State of New Mexico vs. Jerome D. Block and State of New Mexico vs. Jerome D. Block, Jr.

filed: 4/8/09 in Santa Fe District Court

case no.: D-101-CR-200900137 and 138

After a campaign checkered with missteps, a Santa Fe grand jury indicted current Public Regulation Commissioner and his father last April onn several alleged election code violations and, in Block Jr's case, embezzlement. SFR published extensive coverage on the string of quais-scandals that culminated in the indictment.

action: In February, District Court Judge Michael Vigil dismissed the election-related charges on the grounds that the state's Voter Action Act provides for either civil penalties from the Secretary of State's office or criminal prosecution from the AG's office, but not both. The AG's office has appealed the ruling, arguing that the Secretary of State's fining Block shouldn't preclude criminal charges.
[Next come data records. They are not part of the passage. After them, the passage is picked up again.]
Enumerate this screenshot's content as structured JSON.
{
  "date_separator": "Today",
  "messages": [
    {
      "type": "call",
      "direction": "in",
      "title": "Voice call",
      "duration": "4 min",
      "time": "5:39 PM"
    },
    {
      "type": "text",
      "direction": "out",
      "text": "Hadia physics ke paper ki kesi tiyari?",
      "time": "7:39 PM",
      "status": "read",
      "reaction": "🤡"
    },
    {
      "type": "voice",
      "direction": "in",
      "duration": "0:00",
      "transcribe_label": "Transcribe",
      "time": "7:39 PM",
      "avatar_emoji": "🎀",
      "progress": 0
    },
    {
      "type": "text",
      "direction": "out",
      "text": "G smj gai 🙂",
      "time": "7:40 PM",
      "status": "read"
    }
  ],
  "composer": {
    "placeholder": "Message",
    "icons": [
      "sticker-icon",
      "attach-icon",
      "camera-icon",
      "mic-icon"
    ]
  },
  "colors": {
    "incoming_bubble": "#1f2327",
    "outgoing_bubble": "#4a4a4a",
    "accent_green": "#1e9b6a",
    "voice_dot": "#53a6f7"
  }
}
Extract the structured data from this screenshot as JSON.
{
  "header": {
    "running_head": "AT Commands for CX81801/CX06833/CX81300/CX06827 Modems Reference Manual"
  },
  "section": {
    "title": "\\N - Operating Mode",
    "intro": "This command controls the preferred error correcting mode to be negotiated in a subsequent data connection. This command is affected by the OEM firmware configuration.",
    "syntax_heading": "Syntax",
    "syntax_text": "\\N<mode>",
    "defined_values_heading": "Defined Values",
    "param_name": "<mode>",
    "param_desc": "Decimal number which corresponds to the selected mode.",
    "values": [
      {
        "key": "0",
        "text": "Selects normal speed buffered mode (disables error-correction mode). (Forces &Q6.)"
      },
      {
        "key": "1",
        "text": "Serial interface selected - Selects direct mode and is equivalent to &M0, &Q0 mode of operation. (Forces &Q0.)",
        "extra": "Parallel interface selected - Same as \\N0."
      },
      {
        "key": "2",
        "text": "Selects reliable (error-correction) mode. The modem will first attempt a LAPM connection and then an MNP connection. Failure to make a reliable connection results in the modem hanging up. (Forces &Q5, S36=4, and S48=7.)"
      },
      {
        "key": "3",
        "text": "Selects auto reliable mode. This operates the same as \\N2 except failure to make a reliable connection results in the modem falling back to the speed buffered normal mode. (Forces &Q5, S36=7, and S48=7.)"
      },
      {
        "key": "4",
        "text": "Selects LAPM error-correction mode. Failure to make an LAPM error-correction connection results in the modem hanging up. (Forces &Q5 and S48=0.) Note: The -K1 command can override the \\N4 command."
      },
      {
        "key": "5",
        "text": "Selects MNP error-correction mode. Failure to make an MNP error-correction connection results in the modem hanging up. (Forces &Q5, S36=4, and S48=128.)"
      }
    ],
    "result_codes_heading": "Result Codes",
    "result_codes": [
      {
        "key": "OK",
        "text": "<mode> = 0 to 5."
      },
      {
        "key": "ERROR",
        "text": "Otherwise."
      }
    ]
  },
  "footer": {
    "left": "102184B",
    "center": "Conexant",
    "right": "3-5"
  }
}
Again, the pace of the case now depends on the Court of Appeals.

Mary Herrera?

Chandler has taken up the cry against Herrera, the embattled Democratic Secretary of State, whose former employee, A. J. Salazar, alleges she made other employees solicit donations for her 2010 reelection campaign and may also have taken kickbacks. Last month, Salazar's attorney, Rudy Martin,

of attempting to cover up the allegations against Herrera for political reasons.

"That's just a lie,"

King tells SFR. He says that while he doesn't usually publicize AG's office investigations, he admitted—"for public policy reasons"—that the Herrera situation is under scrutiny. "We investigate every case," King adds. "If somebody claims there's corruption in state government, we investigate it."

Chandler, however, offers this pithy rebuttal:

"We cannot mistake activity for achievement."